From the entries provided below, copy each line that contains the word "TRỰC".

-------- SUPPLIED ENTRIES --------

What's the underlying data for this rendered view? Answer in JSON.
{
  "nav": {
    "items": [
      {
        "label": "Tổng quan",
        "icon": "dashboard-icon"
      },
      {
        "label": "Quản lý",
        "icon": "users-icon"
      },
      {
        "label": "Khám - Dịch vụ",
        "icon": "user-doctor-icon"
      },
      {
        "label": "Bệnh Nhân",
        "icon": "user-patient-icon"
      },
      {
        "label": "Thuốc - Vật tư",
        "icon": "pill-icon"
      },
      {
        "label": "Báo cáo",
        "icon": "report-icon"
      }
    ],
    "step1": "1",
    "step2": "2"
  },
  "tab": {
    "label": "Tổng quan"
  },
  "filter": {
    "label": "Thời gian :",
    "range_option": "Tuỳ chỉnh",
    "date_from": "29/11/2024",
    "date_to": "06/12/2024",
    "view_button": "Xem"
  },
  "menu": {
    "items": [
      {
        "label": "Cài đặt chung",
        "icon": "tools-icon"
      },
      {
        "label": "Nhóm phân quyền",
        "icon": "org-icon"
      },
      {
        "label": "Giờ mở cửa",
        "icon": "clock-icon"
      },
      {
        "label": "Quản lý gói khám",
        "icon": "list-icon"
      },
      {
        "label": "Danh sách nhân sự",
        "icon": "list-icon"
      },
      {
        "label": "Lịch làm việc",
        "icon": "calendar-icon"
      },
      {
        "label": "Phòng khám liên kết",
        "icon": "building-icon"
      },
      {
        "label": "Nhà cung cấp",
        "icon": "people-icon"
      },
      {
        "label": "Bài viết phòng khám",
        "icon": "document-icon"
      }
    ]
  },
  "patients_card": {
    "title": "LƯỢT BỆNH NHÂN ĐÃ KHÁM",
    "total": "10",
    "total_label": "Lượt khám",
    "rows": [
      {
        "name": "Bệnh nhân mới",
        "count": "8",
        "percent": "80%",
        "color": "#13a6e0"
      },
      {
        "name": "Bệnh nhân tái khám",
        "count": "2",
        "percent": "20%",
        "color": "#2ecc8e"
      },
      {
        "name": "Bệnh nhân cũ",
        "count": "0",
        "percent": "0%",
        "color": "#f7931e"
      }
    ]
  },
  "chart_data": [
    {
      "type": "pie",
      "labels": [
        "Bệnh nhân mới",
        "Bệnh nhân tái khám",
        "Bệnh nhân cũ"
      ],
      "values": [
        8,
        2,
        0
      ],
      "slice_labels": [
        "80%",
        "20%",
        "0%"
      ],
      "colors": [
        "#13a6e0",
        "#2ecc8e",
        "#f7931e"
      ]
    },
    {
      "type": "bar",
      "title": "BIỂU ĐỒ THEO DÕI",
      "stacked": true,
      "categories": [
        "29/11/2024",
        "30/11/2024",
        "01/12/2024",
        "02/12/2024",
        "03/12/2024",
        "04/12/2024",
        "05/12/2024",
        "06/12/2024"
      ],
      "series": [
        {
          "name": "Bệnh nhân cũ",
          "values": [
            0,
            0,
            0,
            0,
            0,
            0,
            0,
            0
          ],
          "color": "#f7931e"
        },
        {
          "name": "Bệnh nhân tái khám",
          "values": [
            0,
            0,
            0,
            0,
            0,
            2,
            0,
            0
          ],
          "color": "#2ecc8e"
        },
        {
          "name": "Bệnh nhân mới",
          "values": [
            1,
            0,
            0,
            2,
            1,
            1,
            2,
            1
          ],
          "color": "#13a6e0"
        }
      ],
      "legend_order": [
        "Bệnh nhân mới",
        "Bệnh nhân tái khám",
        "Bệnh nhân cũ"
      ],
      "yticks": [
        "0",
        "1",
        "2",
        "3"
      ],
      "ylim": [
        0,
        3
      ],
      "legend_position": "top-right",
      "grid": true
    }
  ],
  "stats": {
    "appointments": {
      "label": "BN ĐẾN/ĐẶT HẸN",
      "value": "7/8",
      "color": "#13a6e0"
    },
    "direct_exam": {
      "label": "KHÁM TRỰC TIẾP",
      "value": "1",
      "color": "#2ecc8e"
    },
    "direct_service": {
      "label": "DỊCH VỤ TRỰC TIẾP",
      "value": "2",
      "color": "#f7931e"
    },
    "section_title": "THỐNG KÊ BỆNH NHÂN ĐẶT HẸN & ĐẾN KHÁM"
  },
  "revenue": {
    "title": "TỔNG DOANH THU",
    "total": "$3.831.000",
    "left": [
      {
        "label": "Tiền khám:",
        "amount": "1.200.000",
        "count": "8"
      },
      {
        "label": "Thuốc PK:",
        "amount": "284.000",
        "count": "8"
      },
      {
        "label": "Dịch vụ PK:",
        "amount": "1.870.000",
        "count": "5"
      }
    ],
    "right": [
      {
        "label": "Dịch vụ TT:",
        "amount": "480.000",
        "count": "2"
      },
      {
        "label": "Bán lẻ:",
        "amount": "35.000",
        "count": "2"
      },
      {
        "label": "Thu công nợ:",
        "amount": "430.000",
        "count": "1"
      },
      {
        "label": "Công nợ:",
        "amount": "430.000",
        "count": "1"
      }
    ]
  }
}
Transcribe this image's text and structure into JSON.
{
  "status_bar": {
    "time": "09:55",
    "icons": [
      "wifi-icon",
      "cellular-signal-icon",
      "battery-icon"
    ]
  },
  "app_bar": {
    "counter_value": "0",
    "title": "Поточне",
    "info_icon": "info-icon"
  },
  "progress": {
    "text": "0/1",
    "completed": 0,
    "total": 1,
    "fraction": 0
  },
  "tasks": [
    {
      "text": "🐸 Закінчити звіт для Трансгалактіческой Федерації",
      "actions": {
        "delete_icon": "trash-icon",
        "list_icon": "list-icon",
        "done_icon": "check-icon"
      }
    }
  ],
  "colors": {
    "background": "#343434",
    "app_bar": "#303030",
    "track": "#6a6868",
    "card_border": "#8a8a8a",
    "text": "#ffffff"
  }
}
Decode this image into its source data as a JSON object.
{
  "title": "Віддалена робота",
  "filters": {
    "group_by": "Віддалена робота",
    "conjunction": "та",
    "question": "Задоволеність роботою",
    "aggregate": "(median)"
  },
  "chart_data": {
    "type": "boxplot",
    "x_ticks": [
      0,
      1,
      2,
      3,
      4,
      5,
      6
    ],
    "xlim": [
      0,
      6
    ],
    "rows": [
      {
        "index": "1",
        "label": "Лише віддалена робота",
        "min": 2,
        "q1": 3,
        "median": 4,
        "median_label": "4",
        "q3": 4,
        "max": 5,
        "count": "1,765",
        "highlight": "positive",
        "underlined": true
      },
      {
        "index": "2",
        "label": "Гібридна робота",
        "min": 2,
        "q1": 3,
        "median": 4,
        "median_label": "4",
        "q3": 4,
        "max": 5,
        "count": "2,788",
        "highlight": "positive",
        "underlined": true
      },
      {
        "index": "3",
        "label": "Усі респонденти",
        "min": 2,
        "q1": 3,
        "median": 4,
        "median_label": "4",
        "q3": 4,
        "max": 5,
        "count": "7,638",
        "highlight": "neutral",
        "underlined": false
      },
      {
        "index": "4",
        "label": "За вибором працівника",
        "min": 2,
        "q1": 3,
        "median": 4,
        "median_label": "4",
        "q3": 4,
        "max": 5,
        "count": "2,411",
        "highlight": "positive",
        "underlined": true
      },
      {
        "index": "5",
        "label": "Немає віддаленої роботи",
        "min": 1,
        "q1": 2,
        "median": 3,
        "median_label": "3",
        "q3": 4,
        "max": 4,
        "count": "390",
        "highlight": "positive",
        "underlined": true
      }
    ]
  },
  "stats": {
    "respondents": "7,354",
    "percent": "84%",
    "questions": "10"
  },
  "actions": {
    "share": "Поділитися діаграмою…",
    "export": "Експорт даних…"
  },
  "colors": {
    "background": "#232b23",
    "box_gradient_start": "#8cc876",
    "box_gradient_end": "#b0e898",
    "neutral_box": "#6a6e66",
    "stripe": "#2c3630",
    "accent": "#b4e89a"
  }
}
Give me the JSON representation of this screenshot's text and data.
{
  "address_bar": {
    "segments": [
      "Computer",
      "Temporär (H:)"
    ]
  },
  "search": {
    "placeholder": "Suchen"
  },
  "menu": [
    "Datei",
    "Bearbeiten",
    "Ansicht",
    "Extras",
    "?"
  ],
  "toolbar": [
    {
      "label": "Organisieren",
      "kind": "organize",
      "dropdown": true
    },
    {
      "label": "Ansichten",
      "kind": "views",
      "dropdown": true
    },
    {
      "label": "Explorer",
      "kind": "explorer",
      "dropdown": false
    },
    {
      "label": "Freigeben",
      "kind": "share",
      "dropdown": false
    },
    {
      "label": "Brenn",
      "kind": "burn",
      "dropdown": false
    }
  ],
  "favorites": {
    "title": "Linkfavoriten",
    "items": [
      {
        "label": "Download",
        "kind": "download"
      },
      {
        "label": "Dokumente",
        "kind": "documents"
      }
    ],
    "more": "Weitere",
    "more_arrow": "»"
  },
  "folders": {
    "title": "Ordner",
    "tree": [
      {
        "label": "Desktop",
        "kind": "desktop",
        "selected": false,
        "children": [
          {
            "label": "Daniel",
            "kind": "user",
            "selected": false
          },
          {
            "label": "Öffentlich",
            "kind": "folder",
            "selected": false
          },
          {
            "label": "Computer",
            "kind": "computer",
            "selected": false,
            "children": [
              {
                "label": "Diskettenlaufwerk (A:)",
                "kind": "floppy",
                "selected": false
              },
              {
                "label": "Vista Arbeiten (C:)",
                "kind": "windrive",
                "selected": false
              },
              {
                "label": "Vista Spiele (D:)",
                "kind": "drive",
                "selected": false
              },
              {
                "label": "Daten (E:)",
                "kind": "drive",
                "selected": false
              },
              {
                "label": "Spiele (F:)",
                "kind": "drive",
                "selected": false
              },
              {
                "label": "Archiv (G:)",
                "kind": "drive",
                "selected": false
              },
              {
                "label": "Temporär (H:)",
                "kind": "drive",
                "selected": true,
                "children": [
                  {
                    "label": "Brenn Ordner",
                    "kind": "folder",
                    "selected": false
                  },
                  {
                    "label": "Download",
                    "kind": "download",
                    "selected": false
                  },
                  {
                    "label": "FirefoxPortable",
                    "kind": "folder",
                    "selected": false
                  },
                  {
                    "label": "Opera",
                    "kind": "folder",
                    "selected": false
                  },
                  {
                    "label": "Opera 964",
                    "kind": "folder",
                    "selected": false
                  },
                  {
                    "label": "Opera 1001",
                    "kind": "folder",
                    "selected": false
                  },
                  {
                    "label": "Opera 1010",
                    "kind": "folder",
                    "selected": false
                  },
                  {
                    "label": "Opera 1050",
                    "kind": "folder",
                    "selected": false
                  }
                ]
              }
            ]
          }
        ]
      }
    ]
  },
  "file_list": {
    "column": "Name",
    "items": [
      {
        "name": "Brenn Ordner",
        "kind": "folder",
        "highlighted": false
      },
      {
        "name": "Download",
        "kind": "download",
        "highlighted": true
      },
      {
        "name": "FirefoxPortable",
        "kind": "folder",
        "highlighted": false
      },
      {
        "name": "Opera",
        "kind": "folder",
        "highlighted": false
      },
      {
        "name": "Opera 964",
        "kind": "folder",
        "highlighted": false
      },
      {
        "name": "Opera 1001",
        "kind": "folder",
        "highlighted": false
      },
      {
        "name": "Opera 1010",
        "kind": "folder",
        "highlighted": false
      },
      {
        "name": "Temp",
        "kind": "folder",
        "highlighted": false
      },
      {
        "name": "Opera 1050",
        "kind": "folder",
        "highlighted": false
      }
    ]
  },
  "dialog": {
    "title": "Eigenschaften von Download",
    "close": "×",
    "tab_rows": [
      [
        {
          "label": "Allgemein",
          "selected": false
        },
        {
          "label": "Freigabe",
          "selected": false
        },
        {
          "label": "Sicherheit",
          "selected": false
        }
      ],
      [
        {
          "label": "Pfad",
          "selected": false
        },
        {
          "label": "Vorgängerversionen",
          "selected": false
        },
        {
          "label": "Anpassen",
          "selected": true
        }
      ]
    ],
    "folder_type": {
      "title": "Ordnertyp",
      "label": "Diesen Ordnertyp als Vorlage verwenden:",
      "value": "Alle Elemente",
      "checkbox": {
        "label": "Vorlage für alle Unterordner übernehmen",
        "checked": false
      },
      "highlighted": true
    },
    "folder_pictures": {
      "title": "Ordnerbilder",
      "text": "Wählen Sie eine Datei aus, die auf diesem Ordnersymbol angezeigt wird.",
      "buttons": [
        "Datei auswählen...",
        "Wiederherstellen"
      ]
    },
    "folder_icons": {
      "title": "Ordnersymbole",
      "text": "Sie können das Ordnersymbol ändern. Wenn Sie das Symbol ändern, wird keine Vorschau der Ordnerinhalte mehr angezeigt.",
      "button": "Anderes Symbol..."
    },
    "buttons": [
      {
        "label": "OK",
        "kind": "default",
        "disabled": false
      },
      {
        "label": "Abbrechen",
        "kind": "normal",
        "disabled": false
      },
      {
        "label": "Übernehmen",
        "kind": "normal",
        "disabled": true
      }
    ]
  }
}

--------

### [TASK ANSWER]
      "label": "KHÁM TRỰC TIẾP",
      "label": "DỊCH VỤ TRỰC TIẾP",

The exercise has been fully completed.